Yeah, yeah, I know, this is across the board, not taking into consideration population sizes, location, economic dependencies, employment etc. etc. etc. I merely want to point out that the market will reward those brokers that understand their products, the pricing, the markets and how to promote and market themselves and their offerings. Today’s dream of home ownership starts online and brokers need to understand that their customers are on the internet and in order to reach them they need to maintain a well functioning up-to-date website. They understand that the automatic profit machines from the boom years are gone and that they have to work smart again to stand out in the crowd and sell. They also understand that if the market permanently drops 27% in volume and they want to make the same money, that 2.7 out of 10 real estate brokers will be out of business.

So here is what I see is going to happen in general:

1. Clearly… if you still have a good income, the government will make you pay more taxes, no matter which political direction the next elections take.
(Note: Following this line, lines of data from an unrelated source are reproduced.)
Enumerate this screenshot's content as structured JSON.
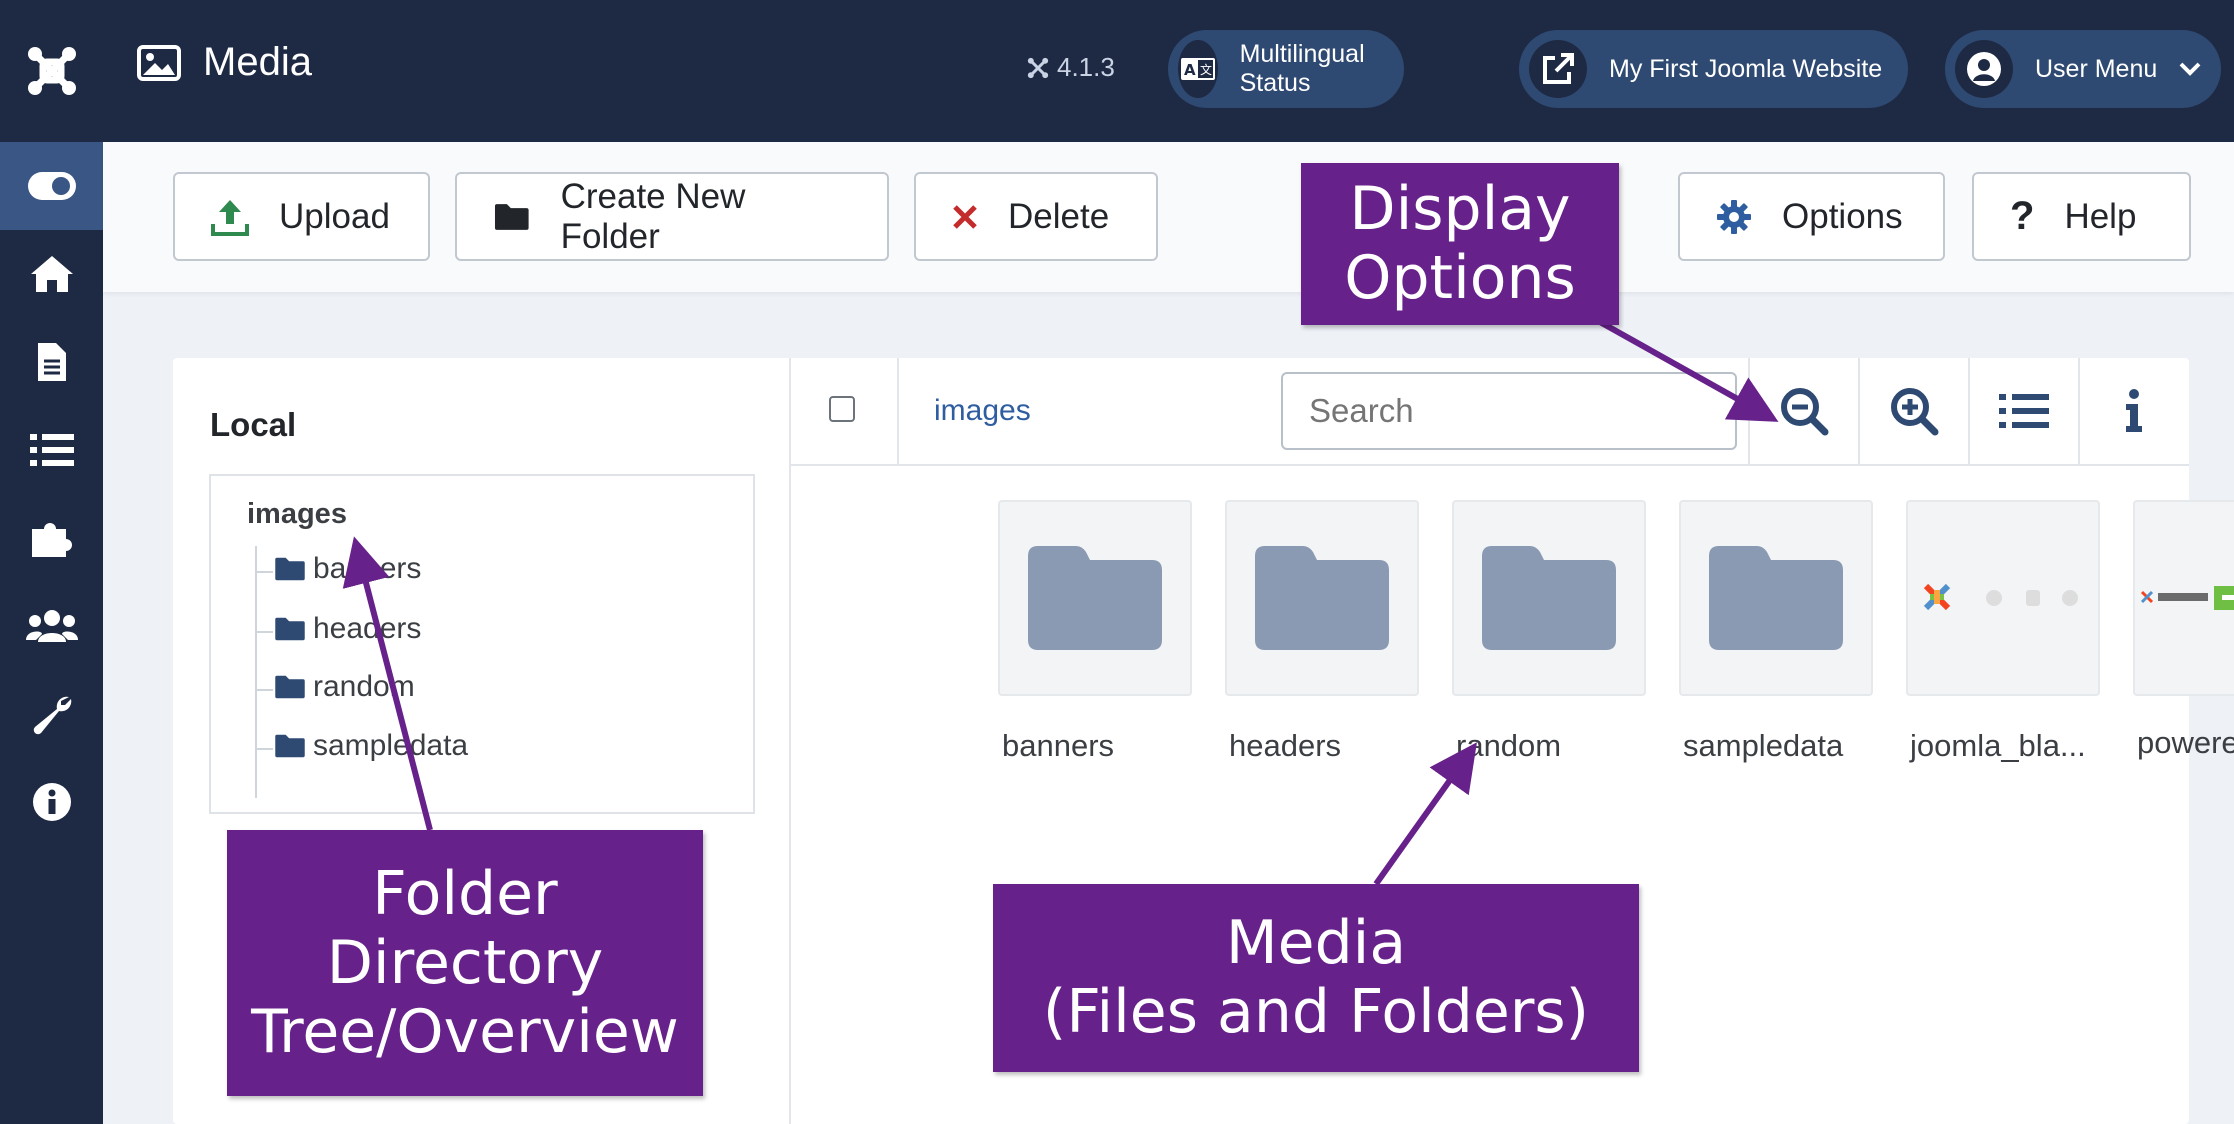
{
  "header": {
    "title": "Media",
    "version": "4.1.3",
    "multilingual_label": "Multilingual Status",
    "site_label": "My First Joomla Website",
    "user_menu_label": "User Menu"
  },
  "sidebar": {
    "items": [
      {
        "icon": "toggle-icon",
        "active": true
      },
      {
        "icon": "home-icon"
      },
      {
        "icon": "document-icon"
      },
      {
        "icon": "list-icon"
      },
      {
        "icon": "puzzle-icon"
      },
      {
        "icon": "users-icon"
      },
      {
        "icon": "wrench-icon"
      },
      {
        "icon": "info-icon"
      }
    ]
  },
  "toolbar": {
    "upload_label": "Upload",
    "new_folder_label": "Create New Folder",
    "delete_label": "Delete",
    "options_label": "Options",
    "help_label": "Help"
  },
  "tree": {
    "title": "Local",
    "root": "images",
    "folders": [
      "banners",
      "headers",
      "random",
      "sampledata"
    ]
  },
  "browser": {
    "breadcrumb": "images",
    "search_placeholder": "Search",
    "items": [
      {
        "name": "banners",
        "type": "folder"
      },
      {
        "name": "headers",
        "type": "folder"
      },
      {
        "name": "random",
        "type": "folder"
      },
      {
        "name": "sampledata",
        "type": "folder"
      },
      {
        "name": "joomla_bla...",
        "type": "image"
      },
      {
        "name": "powered_b...",
        "type": "image"
      }
    ]
  },
  "annotations": {
    "display_options": [
      "Display",
      "Options"
    ],
    "folder_tree": [
      "Folder",
      "Directory",
      "Tree/Overview"
    ],
    "media": [
      "Media",
      "(Files and Folders)"
    ]
  },
  "colors": {
    "sidebar": "#1e2a44",
    "active": "#3a5684",
    "callout": "#67218a",
    "folder": "#8a9ab3",
    "link": "#2f5ea0"
  }
}
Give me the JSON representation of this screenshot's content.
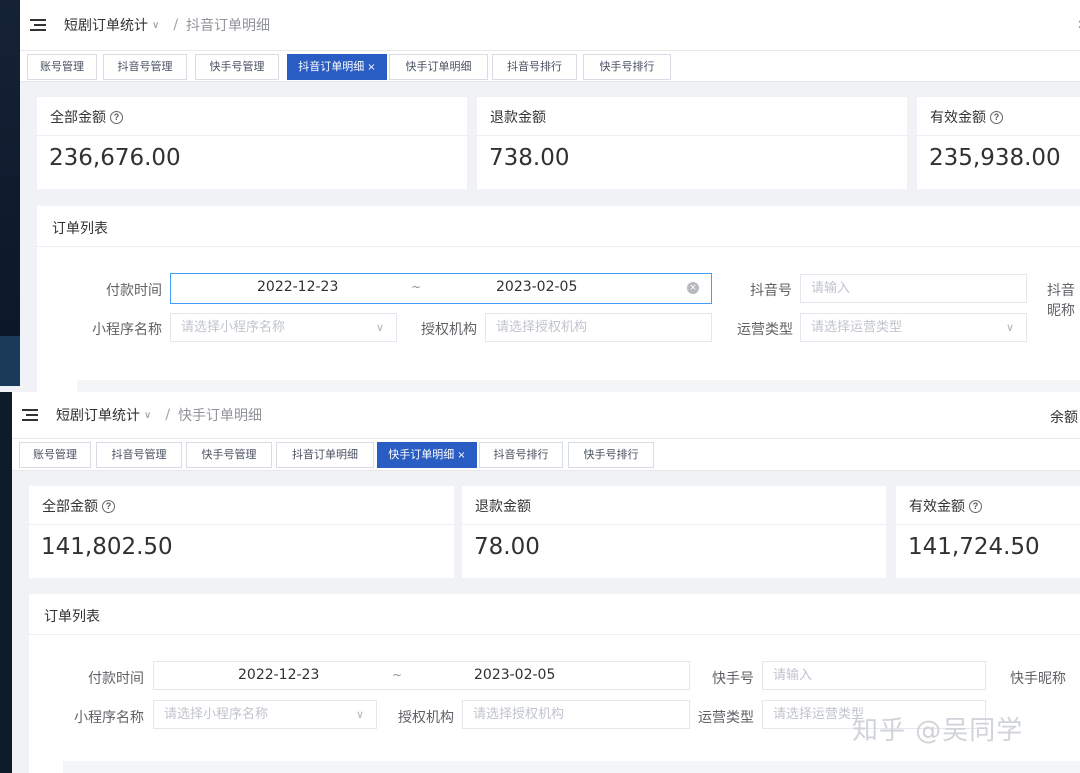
{
  "panels": [
    {
      "breadcrumb": {
        "parent": "短剧订单统计",
        "current": "抖音订单明细"
      },
      "header_right": "",
      "tabs": [
        {
          "label": "账号管理",
          "active": false
        },
        {
          "label": "抖音号管理",
          "active": false
        },
        {
          "label": "快手号管理",
          "active": false
        },
        {
          "label": "抖音订单明细",
          "active": true
        },
        {
          "label": "快手订单明细",
          "active": false
        },
        {
          "label": "抖音号排行",
          "active": false
        },
        {
          "label": "快手号排行",
          "active": false
        }
      ],
      "cards": [
        {
          "label": "全部金额",
          "value": "236,676.00",
          "help": true
        },
        {
          "label": "退款金额",
          "value": "738.00",
          "help": false
        },
        {
          "label": "有效金额",
          "value": "235,938.00",
          "help": true
        }
      ],
      "orders": {
        "title": "订单列表",
        "pay_time_label": "付款时间",
        "date_start": "2022-12-23",
        "date_sep": "~",
        "date_end": "2023-02-05",
        "account_label": "抖音号",
        "account_placeholder": "请输入",
        "nickname_label": "抖音昵称",
        "miniapp_label": "小程序名称",
        "miniapp_placeholder": "请选择小程序名称",
        "org_label": "授权机构",
        "org_placeholder": "请选择授权机构",
        "optype_label": "运营类型",
        "optype_placeholder": "请选择运营类型"
      }
    },
    {
      "breadcrumb": {
        "parent": "短剧订单统计",
        "current": "快手订单明细"
      },
      "header_right": "余额",
      "tabs": [
        {
          "label": "账号管理",
          "active": false
        },
        {
          "label": "抖音号管理",
          "active": false
        },
        {
          "label": "快手号管理",
          "active": false
        },
        {
          "label": "抖音订单明细",
          "active": false
        },
        {
          "label": "快手订单明细",
          "active": true
        },
        {
          "label": "抖音号排行",
          "active": false
        },
        {
          "label": "快手号排行",
          "active": false
        }
      ],
      "cards": [
        {
          "label": "全部金额",
          "value": "141,802.50",
          "help": true
        },
        {
          "label": "退款金额",
          "value": "78.00",
          "help": false
        },
        {
          "label": "有效金额",
          "value": "141,724.50",
          "help": true
        }
      ],
      "orders": {
        "title": "订单列表",
        "pay_time_label": "付款时间",
        "date_start": "2022-12-23",
        "date_sep": "~",
        "date_end": "2023-02-05",
        "account_label": "快手号",
        "account_placeholder": "请输入",
        "nickname_label": "快手昵称",
        "miniapp_label": "小程序名称",
        "miniapp_placeholder": "请选择小程序名称",
        "org_label": "授权机构",
        "org_placeholder": "请选择授权机构",
        "optype_label": "运营类型",
        "optype_placeholder": "请选择运营类型"
      }
    }
  ],
  "watermark": "知乎 @吴同学",
  "icons": {
    "menu": "menu-fold-icon",
    "chevron": "chevron-down-icon",
    "help": "question-circle-icon",
    "clear": "clear-circle-icon",
    "close": "close-icon"
  },
  "colors": {
    "active_tab": "#2a5dc4",
    "focus_border": "#409eff",
    "page_bg": "#f0f2f5"
  }
}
If you have assets, they will make you pay higher “wealth/property” taxes on those assets.
2. Consumption taxes (VAT) will be introduced — “private” taxes on every product or service you purchase. These taxes will take the form of increased banking, insurance, transportation, purchasing, and other fees — all tied to new regulations meant to “protect us”.
3. The economy will be sluggish. Income, on a relative scale, will decrease (stagflation) and with income shrinking while expenses inflate, you will ultimately become poorer… unless you do something radical.

And here we reach the point where you need to make the decision to either believe me or call me crazy.

Now if you don’t think I’m crazy and want to do something to protect yourself, then you have already recognized that you will not be able to avoid the three-stage assault above.
•    You will not be able to avoid the extra income taxes you will have to pay or you will be forced into “criminal behavior”. If you do try to get fancy with your taxes you will end up in jail. Probably not an avenue worth pursuing.
•    You will not be able to avoid paying the extra “private” taxes on everything you buy from here on. Even if you do manage to spot them, you’ll be required to pay them because the regulations that are being written right now to “protect” us contain clauses that allow banks and brokerages and so on to pass along their extra costs to their customers.
•    And, finally, you are not going to be able to avoid the effects of stagflation. Prices will increase. But your income may not. And the value of your cash-based assets (it doesn’t matter that they are in dollars or euros or yen) will diminish.

But really, aren’t these hick-ups just part of life’s ups and downs?

Don’t you know that there is always something positive you can do to better your circumstances. Actually, there are really three things:

1. Keep your job. What I mean is, become an invaluable employee. When your boss has to make the tough decisions about who gets cut, who gets cut back, and who stays, you want him to want to keep you as indispensable.

2. Put your savings in tangible assets (gold, real estate, and, if possible, your own private business) and your income in liquidity.

3. Create additional streams of income.
This is the only way you can hope to build your wealth during the coming economic tough times.
I am a big believer in multiple streams of income, even though at first, the streams are like drips out of a faucet. Over time each one of them may grow more than you need to live on. If you don’t have a half dozen streams of income, you should worry a bit.

How to Create Extra Income

To create a viable second stream of income you must start a side business – something you can do evenings, holidays and weekends. Something that can be applied to an online business model and start and expand at minimal cost. Something that holds your interest and expertise and grows by social networking.
SearchAmelia will start up a mini bootcamp for people interested in developing multiple income streams in the month of October. Stay tuned for the details.